Task requirements = Report each line of the listing below that holds "dispatch".
━━━━━━
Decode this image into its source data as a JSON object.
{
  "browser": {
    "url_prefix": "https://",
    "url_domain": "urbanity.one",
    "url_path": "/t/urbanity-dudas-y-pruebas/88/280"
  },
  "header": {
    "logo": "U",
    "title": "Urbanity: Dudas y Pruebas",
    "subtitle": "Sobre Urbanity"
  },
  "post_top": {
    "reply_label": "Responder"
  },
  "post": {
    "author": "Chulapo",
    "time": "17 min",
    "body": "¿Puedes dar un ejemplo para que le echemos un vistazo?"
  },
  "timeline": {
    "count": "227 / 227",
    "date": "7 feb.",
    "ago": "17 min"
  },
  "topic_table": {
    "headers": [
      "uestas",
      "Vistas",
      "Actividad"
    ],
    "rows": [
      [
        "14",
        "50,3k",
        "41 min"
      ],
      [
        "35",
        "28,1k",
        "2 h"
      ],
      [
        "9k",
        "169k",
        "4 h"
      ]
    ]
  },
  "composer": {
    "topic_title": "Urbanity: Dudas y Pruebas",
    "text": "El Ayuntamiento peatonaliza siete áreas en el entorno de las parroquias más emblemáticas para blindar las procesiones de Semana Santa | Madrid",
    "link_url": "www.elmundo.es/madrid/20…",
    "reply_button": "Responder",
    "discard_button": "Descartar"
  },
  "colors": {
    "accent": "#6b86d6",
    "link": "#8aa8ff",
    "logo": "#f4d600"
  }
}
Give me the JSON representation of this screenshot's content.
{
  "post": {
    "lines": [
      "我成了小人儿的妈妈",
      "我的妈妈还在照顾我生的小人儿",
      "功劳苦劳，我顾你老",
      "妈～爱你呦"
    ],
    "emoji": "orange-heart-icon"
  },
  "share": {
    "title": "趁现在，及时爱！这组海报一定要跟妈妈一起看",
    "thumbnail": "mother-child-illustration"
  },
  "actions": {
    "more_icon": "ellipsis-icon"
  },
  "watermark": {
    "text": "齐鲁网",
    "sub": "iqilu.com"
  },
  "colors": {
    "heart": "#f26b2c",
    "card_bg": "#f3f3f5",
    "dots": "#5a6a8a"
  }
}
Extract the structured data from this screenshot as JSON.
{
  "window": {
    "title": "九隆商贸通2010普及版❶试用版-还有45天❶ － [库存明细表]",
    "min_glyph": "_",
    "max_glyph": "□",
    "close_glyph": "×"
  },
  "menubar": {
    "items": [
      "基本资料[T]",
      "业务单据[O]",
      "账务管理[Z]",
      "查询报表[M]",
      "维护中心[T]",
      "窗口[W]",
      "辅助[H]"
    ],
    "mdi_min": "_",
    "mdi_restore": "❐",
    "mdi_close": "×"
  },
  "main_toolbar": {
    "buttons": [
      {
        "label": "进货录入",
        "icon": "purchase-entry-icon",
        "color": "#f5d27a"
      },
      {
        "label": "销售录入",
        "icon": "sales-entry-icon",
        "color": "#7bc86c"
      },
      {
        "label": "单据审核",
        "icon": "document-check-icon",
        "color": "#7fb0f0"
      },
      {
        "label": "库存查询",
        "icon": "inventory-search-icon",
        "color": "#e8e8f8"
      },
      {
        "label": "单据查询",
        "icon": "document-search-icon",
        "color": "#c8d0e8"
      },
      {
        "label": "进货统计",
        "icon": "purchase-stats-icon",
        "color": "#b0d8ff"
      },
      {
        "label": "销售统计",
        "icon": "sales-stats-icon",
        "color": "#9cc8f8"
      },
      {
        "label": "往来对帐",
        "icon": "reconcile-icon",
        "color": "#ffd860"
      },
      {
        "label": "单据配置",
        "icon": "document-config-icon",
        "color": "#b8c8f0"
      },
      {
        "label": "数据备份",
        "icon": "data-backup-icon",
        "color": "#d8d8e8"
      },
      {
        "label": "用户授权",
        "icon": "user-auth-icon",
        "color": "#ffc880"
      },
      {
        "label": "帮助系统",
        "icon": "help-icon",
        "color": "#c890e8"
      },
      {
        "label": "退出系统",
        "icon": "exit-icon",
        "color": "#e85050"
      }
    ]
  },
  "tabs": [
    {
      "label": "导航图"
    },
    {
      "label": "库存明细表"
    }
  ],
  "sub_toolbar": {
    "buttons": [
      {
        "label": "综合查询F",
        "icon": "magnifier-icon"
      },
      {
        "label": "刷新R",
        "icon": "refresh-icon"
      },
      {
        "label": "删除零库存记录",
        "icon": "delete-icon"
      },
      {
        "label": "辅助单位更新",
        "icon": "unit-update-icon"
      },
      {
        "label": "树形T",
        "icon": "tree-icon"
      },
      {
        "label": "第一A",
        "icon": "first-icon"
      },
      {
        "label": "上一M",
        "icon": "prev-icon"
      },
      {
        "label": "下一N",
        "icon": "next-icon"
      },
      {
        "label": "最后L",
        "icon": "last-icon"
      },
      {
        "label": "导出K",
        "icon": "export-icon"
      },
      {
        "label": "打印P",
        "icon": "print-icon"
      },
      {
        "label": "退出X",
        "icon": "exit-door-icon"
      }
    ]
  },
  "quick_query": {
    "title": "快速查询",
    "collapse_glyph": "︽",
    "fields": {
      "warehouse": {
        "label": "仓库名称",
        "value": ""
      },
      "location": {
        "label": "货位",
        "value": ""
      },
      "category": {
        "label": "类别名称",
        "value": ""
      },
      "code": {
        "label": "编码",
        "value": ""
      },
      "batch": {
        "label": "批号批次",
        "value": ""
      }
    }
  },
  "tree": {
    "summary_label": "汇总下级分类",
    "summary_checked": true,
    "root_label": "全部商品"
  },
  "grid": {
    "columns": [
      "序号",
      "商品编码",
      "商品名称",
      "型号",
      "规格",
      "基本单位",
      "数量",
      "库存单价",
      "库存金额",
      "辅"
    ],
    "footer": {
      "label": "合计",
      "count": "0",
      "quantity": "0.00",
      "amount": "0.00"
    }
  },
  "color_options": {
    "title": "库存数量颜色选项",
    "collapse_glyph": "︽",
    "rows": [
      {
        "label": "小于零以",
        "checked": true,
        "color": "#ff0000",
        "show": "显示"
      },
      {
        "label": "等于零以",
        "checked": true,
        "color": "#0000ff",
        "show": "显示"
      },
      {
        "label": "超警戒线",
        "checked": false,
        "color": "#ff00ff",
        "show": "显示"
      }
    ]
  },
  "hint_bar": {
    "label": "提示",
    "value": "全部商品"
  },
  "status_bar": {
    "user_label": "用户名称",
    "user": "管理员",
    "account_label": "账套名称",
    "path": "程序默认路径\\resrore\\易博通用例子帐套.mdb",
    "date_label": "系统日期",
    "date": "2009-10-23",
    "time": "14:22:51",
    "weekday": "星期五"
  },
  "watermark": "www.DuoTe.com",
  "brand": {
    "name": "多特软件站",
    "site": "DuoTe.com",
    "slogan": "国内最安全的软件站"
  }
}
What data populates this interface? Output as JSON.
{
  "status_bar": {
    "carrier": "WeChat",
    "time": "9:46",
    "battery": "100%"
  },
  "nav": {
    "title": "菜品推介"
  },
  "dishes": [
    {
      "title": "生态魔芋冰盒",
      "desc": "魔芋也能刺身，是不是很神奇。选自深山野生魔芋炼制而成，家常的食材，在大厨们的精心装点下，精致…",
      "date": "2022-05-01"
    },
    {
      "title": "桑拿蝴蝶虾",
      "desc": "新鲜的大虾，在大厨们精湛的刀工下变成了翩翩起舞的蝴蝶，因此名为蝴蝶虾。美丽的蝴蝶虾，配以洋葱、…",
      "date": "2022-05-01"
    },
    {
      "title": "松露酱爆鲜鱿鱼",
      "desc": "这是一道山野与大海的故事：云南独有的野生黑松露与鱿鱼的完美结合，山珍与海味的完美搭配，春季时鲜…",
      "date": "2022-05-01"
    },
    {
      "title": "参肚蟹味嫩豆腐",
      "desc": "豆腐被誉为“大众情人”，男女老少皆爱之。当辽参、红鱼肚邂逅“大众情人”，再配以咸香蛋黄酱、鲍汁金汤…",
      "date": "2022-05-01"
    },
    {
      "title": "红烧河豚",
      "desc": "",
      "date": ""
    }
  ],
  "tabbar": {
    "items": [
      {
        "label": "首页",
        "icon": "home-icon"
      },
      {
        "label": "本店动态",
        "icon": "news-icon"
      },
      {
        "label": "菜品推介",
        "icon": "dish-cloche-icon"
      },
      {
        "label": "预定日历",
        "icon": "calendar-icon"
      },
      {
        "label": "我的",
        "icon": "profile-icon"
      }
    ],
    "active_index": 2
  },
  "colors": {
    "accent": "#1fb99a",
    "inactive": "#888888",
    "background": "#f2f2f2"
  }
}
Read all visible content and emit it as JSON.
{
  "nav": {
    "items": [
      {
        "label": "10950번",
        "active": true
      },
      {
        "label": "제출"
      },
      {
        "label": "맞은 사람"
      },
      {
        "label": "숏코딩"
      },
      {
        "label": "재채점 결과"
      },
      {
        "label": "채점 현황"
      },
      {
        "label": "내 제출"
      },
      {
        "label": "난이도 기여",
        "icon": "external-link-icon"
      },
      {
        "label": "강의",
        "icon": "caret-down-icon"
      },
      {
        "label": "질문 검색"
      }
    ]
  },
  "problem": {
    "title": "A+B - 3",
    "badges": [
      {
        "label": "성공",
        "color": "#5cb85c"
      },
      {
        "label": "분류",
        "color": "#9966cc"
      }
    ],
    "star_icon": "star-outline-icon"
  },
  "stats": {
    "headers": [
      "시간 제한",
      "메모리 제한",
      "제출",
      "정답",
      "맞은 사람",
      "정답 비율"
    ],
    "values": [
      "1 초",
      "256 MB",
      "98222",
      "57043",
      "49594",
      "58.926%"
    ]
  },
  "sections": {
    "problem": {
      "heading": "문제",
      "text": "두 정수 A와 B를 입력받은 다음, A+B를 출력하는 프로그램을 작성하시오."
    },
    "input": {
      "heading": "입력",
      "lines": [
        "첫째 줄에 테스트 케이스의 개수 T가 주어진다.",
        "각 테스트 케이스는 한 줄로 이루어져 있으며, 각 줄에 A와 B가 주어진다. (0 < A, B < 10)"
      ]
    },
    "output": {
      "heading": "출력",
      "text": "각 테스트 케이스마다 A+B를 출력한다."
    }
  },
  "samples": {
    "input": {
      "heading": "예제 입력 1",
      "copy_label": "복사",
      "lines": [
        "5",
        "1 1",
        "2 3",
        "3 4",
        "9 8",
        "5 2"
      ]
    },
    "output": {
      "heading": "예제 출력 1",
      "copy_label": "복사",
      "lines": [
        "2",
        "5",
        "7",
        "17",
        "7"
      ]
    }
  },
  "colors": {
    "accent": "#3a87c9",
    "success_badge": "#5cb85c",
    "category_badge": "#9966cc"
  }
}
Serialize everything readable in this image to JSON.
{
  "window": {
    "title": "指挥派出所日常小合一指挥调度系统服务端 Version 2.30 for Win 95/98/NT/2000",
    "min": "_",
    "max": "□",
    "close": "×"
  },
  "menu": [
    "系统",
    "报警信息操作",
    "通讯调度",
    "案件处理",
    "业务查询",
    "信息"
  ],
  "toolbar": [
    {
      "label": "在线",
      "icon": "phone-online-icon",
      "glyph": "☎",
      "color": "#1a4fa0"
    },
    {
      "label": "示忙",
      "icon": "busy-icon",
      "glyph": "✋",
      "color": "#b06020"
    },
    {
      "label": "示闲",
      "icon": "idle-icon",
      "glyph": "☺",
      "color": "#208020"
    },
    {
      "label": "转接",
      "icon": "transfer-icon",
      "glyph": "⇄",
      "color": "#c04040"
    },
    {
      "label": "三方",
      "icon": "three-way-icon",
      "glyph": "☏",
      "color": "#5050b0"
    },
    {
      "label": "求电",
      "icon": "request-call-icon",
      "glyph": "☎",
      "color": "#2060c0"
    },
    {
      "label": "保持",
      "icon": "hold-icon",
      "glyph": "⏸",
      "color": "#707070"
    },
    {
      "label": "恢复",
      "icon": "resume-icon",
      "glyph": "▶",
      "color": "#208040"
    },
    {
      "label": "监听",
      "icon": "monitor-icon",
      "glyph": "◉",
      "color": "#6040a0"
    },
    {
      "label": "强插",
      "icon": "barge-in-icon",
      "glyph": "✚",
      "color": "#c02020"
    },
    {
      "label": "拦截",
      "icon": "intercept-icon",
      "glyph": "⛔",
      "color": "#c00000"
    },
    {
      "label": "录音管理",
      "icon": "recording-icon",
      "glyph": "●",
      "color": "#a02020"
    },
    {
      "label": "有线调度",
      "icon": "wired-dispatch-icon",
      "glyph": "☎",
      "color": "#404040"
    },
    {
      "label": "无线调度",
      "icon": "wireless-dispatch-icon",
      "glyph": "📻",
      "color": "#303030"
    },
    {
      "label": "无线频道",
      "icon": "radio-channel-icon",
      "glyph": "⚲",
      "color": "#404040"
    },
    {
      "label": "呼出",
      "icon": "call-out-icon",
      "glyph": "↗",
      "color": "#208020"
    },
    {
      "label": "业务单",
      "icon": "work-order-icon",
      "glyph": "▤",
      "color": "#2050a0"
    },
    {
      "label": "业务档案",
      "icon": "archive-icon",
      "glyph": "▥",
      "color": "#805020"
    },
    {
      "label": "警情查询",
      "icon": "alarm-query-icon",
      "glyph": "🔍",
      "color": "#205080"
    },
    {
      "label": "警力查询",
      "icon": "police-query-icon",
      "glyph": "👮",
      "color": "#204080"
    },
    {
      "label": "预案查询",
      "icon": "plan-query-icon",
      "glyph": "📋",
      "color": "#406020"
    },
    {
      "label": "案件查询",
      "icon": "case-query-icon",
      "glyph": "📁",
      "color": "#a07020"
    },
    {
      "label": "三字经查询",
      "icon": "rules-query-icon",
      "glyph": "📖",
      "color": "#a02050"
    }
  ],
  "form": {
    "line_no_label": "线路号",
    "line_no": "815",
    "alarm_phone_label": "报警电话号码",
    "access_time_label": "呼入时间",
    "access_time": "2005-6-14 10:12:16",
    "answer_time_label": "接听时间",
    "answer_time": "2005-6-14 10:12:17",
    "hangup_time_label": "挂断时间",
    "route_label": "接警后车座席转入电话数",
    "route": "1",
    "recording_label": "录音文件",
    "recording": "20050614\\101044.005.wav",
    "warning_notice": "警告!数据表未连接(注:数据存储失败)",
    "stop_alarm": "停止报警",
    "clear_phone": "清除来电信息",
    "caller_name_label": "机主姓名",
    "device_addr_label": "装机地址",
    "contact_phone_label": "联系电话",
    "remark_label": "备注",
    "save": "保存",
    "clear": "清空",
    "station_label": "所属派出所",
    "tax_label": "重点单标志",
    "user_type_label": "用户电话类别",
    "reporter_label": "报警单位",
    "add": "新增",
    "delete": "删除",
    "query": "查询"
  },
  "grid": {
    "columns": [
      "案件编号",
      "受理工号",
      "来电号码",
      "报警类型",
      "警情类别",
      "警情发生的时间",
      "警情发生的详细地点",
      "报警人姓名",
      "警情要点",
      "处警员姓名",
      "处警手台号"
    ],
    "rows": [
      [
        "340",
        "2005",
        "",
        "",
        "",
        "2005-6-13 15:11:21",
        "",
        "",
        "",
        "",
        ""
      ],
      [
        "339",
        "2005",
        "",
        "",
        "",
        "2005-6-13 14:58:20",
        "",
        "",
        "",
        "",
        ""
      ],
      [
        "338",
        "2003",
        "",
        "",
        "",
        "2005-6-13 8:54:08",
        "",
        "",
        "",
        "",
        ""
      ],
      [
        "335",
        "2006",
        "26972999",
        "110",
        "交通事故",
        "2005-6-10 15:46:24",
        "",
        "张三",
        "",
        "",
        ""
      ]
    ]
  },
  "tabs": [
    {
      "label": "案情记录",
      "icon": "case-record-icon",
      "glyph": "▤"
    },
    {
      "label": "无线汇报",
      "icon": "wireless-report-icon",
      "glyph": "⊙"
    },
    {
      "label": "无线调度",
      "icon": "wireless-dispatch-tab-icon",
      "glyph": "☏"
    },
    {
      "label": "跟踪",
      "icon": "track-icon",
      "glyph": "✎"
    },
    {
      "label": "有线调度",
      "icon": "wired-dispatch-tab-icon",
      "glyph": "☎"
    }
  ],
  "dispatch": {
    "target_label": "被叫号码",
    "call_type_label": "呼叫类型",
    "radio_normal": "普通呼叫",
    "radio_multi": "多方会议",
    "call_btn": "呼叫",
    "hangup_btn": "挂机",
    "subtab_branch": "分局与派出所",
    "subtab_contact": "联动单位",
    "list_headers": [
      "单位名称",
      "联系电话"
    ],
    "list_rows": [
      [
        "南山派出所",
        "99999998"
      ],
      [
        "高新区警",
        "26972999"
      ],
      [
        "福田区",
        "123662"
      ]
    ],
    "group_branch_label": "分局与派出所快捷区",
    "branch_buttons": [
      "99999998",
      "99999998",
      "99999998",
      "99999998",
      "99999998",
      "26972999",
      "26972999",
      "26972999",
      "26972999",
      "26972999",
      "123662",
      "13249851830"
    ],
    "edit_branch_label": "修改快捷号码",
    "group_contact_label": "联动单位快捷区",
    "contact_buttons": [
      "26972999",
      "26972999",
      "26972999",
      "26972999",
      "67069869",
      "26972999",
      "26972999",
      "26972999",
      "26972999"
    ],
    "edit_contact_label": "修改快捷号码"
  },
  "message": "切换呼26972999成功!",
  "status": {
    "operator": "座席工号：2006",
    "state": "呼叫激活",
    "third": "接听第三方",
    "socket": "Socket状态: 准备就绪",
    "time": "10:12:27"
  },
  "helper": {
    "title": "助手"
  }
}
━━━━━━
Answer below =
      "icon": "wired-dispatch-icon",
      "icon": "wireless-dispatch-icon",
      "icon": "wireless-dispatch-tab-icon",
      "icon": "wired-dispatch-tab-icon",
  "dispatch": {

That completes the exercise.